So lets start at the beginning… When you create a new Windows Azure Web Role, Visual Studio will automatically add a boilerplate WebRole.cs file to your project. By default, the OnStart() method of the WebRole is overridden with an implementation that starts the Windows Azure Diagnostic Monitor. By default, Windows Azure will log its own diagnostics, IIS 7.0 logs, plus Windows Diagnostics.
The argument to the static Start method of the DiagnosticMonitor class is the Windows Azure Data Storage connection string located in the ServiceConfiguration.cscfg file.
When the value of the connection string is “UseDevelopmentStorage=true” then the Developer Fabric will use the local Development Storage to simulate storage in the cloud. Of course in staging or production, this string would point to the RESTful data storage endpoint and would contain your Windows Azure Data Storage AccountName and AccountKey.

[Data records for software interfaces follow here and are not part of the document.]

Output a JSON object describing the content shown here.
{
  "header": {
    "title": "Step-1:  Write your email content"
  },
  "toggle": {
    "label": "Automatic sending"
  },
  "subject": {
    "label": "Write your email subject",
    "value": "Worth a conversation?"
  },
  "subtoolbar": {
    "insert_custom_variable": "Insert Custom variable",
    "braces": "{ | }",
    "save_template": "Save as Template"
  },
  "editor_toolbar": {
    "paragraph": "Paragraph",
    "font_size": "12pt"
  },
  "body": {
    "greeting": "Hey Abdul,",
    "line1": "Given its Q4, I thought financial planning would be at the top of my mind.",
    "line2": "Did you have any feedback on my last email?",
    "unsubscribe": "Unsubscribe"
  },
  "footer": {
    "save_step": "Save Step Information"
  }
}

We can inspect the “wad-control-container” of Blob storage to find the collected diagnostic information. run your favorite Windows Azure Storage exploration tool. In my example, I am using the Windows Azure Storage Explorer from the CodePlex site. You can use this tool to download the container and its contents to your local file-system for further analysis.
We can also augment the diagnostic data collected to include other data sources as well.
Let’s say you’re also interested in capturing failed IIS and ASP.NET requests. You can augment the data that Windows Azure is already capturing by adding a <traceFailedRequest> element to the <system.webServer/tracing> section. Of course you can control the paths of the page(s) to be tracked, and you can set the verbosity to an appropriate tracing level for your circumstance, including filtering the general areas of coverage such as Authentication, Security, etc. An example might look like this:
We can also collect Windows Event Logs by simply adding an XPath expression of the event sources to be captured of the WindowsEventLog.DataSources property located on the configuration object.
It is possible that a hardware or software defect might be causing mysterious or intermittent operating system failures. Fortunately, we can also configure our instances to collect full or partial crash dumps by calling the static EnableCollection method of the Microsoft.WindowsAzure.Diagnostics.CrashDumps type. Passing true to this method will capture complete crash dumps, passing false will collect partial dumps.
Although the path may be slightly more illuminated now, there are still many dark areas beyond our present location. In my opinion, there is still much work to be done in tooling and making this data useable in “real world” scenarios. It is trivial to sift through a dozen or so entries from a single service instance, but it is nearly impossible to imagine the difficulty of finding what you are looking for in the potentially massive data collected by multiple simultaneous service instances running a busy high-volume application. There are several parties working to provide solutions in this space, but no clear leaders at this time.